[Start of Attachment]
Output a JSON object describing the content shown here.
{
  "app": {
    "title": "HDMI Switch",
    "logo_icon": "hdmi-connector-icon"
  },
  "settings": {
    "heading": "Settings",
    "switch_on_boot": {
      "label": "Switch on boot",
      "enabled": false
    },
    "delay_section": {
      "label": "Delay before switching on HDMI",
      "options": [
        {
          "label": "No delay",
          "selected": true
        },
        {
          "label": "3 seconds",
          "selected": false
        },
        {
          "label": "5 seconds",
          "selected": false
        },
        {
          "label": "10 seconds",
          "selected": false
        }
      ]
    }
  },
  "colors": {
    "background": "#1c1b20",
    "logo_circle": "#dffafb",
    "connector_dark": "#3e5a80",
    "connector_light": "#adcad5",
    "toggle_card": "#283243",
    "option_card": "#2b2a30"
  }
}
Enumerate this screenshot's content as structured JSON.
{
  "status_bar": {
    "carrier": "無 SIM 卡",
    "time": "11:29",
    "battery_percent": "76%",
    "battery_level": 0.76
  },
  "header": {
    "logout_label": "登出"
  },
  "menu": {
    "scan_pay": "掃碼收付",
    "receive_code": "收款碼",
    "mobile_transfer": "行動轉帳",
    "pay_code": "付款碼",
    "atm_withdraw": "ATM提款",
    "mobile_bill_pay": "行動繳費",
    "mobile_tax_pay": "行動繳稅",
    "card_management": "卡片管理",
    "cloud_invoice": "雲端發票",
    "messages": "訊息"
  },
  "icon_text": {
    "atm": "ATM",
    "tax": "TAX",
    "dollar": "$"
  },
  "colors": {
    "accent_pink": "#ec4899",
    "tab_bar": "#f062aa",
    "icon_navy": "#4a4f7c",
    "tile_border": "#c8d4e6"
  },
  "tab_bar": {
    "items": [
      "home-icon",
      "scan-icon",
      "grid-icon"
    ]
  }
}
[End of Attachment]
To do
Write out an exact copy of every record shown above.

Finished task
Output a JSON object describing the content shown here.
{
  "app": {
    "title": "HDMI Switch",
    "logo_icon": "hdmi-connector-icon"
  },
  "settings": {
    "heading": "Settings",
    "switch_on_boot": {
      "label": "Switch on boot",
      "enabled": false
    },
    "delay_section": {
      "label": "Delay before switching on HDMI",
      "options": [
        {
          "label": "No delay",
          "selected": true
        },
        {
          "label": "3 seconds",
          "selected": false
        },
        {
          "label": "5 seconds",
          "selected": false
        },
        {
          "label": "10 seconds",
          "selected": false
        }
      ]
    }
  },
  "colors": {
    "background": "#1c1b20",
    "logo_circle": "#dffafb",
    "connector_dark": "#3e5a80",
    "connector_light": "#adcad5",
    "toggle_card": "#283243",
    "option_card": "#2b2a30"
  }
}
Enumerate this screenshot's content as structured JSON.
{
  "status_bar": {
    "carrier": "無 SIM 卡",
    "time": "11:29",
    "battery_percent": "76%",
    "battery_level": 0.76
  },
  "header": {
    "logout_label": "登出"
  },
  "menu": {
    "scan_pay": "掃碼收付",
    "receive_code": "收款碼",
    "mobile_transfer": "行動轉帳",
    "pay_code": "付款碼",
    "atm_withdraw": "ATM提款",
    "mobile_bill_pay": "行動繳費",
    "mobile_tax_pay": "行動繳稅",
    "card_management": "卡片管理",
    "cloud_invoice": "雲端發票",
    "messages": "訊息"
  },
  "icon_text": {
    "atm": "ATM",
    "tax": "TAX",
    "dollar": "$"
  },
  "colors": {
    "accent_pink": "#ec4899",
    "tab_bar": "#f062aa",
    "icon_navy": "#4a4f7c",
    "tile_border": "#c8d4e6"
  },
  "tab_bar": {
    "items": [
      "home-icon",
      "scan-icon",
      "grid-icon"
    ]
  }
}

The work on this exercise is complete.